Website and app data records:
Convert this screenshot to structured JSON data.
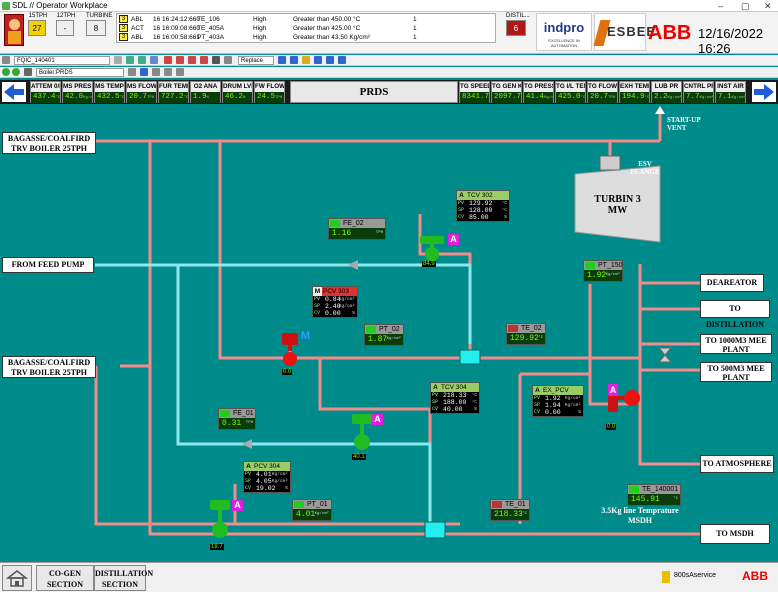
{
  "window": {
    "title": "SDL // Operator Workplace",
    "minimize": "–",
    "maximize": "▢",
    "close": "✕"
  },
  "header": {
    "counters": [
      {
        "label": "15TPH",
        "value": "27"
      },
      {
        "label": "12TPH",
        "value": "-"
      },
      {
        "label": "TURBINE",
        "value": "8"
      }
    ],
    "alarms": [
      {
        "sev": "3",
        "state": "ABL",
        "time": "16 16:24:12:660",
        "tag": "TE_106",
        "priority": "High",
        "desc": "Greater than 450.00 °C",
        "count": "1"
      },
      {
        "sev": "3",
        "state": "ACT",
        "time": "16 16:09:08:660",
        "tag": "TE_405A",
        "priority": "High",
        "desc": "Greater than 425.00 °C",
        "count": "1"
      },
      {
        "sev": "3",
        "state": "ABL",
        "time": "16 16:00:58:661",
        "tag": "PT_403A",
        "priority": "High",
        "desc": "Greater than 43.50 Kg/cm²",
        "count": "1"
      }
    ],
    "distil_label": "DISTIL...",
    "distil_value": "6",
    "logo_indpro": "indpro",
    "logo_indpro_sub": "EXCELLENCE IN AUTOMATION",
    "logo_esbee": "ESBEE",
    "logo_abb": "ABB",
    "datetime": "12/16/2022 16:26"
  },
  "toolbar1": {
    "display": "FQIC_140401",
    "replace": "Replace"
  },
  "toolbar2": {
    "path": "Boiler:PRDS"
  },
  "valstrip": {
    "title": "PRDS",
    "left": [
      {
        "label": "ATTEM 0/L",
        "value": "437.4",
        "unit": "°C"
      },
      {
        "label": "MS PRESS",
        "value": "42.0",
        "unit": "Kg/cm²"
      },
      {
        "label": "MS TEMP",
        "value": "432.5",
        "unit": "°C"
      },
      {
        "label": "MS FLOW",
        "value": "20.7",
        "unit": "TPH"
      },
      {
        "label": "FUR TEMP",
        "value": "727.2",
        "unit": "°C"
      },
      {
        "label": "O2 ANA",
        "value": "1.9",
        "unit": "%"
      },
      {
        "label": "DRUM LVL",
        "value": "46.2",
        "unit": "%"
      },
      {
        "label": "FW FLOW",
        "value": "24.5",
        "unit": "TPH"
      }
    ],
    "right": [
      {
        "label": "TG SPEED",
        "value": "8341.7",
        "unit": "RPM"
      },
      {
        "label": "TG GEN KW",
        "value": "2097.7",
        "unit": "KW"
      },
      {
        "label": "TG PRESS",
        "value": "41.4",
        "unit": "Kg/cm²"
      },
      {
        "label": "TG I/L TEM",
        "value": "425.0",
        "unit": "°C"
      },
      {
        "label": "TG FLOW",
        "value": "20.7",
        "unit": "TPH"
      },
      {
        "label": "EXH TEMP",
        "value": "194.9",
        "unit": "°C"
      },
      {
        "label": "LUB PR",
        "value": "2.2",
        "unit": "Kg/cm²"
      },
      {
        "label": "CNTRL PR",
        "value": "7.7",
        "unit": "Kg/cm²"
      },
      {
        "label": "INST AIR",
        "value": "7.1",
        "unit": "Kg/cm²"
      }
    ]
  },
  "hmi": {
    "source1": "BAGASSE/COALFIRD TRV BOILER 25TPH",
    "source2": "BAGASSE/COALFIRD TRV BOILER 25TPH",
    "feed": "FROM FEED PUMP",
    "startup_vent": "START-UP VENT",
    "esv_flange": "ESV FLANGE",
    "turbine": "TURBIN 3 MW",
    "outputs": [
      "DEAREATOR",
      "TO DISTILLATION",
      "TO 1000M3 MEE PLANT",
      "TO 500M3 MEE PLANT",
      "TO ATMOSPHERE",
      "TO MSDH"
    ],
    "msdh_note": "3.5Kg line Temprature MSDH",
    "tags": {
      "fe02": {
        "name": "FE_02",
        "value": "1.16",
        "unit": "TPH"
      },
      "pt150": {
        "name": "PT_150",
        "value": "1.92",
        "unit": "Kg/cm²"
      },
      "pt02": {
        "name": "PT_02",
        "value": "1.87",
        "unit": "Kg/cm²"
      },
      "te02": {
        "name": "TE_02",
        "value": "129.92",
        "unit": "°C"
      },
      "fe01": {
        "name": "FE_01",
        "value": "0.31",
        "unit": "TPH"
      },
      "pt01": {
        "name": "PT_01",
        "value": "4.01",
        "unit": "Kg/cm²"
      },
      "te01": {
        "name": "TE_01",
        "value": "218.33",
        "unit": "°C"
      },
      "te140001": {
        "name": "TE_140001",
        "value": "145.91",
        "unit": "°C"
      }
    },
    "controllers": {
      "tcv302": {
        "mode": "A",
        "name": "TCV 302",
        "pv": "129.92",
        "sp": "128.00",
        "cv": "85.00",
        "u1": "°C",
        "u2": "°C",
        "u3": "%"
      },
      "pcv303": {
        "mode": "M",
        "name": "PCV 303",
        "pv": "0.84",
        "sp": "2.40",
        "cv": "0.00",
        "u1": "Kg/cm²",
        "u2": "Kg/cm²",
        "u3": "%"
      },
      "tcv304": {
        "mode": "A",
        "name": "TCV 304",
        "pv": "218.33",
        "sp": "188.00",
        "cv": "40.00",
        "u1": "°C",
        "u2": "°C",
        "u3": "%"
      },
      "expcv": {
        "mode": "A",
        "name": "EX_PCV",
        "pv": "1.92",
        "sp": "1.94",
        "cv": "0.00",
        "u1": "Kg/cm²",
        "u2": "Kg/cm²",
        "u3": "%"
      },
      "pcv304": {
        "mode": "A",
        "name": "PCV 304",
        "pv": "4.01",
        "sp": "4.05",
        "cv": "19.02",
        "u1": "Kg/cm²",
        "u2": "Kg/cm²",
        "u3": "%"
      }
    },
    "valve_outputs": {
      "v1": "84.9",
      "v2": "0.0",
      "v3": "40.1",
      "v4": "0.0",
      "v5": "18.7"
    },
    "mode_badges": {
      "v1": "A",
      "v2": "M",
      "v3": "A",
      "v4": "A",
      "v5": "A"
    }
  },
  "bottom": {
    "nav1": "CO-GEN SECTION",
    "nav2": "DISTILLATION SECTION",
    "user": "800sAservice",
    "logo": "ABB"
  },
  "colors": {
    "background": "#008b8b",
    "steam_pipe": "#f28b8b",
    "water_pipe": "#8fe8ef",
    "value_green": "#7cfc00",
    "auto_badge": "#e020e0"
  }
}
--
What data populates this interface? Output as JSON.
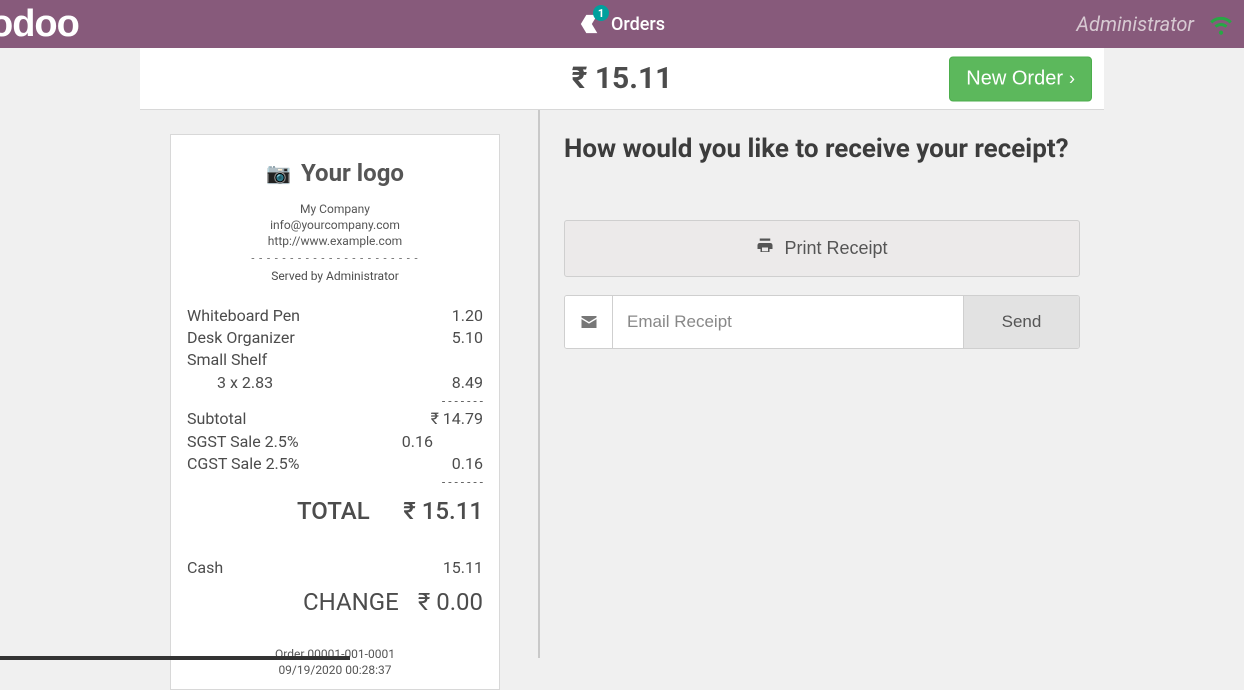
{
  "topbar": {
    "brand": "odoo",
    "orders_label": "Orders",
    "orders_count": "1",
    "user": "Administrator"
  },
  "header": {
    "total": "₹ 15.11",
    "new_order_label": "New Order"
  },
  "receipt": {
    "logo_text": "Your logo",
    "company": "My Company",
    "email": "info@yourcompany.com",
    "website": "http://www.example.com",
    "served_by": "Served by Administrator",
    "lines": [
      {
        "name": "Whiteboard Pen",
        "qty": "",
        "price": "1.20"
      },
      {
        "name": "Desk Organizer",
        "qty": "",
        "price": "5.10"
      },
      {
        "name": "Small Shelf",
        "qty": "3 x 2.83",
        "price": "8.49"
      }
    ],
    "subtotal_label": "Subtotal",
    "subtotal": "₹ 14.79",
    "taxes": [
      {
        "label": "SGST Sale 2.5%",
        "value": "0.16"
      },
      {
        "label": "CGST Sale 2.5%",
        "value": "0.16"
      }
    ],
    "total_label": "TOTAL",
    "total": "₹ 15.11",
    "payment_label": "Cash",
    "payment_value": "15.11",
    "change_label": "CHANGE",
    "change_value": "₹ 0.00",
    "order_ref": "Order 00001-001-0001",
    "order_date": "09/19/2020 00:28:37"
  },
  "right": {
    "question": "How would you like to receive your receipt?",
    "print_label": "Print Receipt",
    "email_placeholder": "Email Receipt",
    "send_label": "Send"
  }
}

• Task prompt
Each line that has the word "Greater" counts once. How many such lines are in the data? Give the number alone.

• Exercise result
3